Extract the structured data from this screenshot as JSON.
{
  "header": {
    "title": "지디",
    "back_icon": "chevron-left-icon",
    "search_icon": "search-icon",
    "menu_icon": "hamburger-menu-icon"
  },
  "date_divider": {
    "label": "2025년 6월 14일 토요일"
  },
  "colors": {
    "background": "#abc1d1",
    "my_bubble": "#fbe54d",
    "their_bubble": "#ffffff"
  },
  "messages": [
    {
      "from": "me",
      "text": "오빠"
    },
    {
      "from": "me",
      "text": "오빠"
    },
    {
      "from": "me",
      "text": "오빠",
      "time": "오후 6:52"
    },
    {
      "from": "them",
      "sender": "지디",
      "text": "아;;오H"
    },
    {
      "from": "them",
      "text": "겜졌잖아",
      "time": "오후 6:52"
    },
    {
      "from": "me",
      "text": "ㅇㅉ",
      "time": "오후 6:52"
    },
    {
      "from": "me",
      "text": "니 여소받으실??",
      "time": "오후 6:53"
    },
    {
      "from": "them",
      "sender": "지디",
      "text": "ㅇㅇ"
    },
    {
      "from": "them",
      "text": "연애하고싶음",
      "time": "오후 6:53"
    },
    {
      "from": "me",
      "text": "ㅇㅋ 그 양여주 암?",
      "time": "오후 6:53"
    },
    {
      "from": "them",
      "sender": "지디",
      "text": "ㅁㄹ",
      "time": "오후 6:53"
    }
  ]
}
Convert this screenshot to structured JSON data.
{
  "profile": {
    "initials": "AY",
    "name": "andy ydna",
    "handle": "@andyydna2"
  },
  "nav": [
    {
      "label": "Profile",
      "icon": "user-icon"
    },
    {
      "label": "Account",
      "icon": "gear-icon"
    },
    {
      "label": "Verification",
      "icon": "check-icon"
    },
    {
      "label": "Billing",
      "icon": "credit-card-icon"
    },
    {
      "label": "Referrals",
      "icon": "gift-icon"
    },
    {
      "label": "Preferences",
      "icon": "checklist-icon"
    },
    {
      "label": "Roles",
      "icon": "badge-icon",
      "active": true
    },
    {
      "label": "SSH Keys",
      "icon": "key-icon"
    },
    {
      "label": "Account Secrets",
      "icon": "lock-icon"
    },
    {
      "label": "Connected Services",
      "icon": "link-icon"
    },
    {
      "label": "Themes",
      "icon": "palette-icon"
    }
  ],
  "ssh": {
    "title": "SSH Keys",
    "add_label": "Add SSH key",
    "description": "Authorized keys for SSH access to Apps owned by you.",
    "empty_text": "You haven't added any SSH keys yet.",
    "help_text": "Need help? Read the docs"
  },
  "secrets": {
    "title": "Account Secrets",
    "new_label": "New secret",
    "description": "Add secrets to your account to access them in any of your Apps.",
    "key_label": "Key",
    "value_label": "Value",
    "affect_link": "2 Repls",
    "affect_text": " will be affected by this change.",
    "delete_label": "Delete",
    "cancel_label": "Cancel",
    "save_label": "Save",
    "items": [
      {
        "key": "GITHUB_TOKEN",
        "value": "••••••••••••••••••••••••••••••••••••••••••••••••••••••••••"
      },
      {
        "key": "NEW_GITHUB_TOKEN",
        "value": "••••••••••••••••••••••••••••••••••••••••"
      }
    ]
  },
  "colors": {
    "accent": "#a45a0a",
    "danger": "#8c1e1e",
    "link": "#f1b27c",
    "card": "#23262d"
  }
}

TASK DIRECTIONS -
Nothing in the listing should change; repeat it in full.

SOLUTION FOR THIS EXERCISE -
Extract the structured data from this screenshot as JSON.
{
  "header": {
    "title": "지디",
    "back_icon": "chevron-left-icon",
    "search_icon": "search-icon",
    "menu_icon": "hamburger-menu-icon"
  },
  "date_divider": {
    "label": "2025년 6월 14일 토요일"
  },
  "colors": {
    "background": "#abc1d1",
    "my_bubble": "#fbe54d",
    "their_bubble": "#ffffff"
  },
  "messages": [
    {
      "from": "me",
      "text": "오빠"
    },
    {
      "from": "me",
      "text": "오빠"
    },
    {
      "from": "me",
      "text": "오빠",
      "time": "오후 6:52"
    },
    {
      "from": "them",
      "sender": "지디",
      "text": "아;;오H"
    },
    {
      "from": "them",
      "text": "겜졌잖아",
      "time": "오후 6:52"
    },
    {
      "from": "me",
      "text": "ㅇㅉ",
      "time": "오후 6:52"
    },
    {
      "from": "me",
      "text": "니 여소받으실??",
      "time": "오후 6:53"
    },
    {
      "from": "them",
      "sender": "지디",
      "text": "ㅇㅇ"
    },
    {
      "from": "them",
      "text": "연애하고싶음",
      "time": "오후 6:53"
    },
    {
      "from": "me",
      "text": "ㅇㅋ 그 양여주 암?",
      "time": "오후 6:53"
    },
    {
      "from": "them",
      "sender": "지디",
      "text": "ㅁㄹ",
      "time": "오후 6:53"
    }
  ]
}
Convert this screenshot to structured JSON data.
{
  "profile": {
    "initials": "AY",
    "name": "andy ydna",
    "handle": "@andyydna2"
  },
  "nav": [
    {
      "label": "Profile",
      "icon": "user-icon"
    },
    {
      "label": "Account",
      "icon": "gear-icon"
    },
    {
      "label": "Verification",
      "icon": "check-icon"
    },
    {
      "label": "Billing",
      "icon": "credit-card-icon"
    },
    {
      "label": "Referrals",
      "icon": "gift-icon"
    },
    {
      "label": "Preferences",
      "icon": "checklist-icon"
    },
    {
      "label": "Roles",
      "icon": "badge-icon",
      "active": true
    },
    {
      "label": "SSH Keys",
      "icon": "key-icon"
    },
    {
      "label": "Account Secrets",
      "icon": "lock-icon"
    },
    {
      "label": "Connected Services",
      "icon": "link-icon"
    },
    {
      "label": "Themes",
      "icon": "palette-icon"
    }
  ],
  "ssh": {
    "title": "SSH Keys",
    "add_label": "Add SSH key",
    "description": "Authorized keys for SSH access to Apps owned by you.",
    "empty_text": "You haven't added any SSH keys yet.",
    "help_text": "Need help? Read the docs"
  },
  "secrets": {
    "title": "Account Secrets",
    "new_label": "New secret",
    "description": "Add secrets to your account to access them in any of your Apps.",
    "key_label": "Key",
    "value_label": "Value",
    "affect_link": "2 Repls",
    "affect_text": " will be affected by this change.",
    "delete_label": "Delete",
    "cancel_label": "Cancel",
    "save_label": "Save",
    "items": [
      {
        "key": "GITHUB_TOKEN",
        "value": "••••••••••••••••••••••••••••••••••••••••••••••••••••••••••"
      },
      {
        "key": "NEW_GITHUB_TOKEN",
        "value": "••••••••••••••••••••••••••••••••••••••••"
      }
    ]
  },
  "colors": {
    "accent": "#a45a0a",
    "danger": "#8c1e1e",
    "link": "#f1b27c",
    "card": "#23262d"
  }
}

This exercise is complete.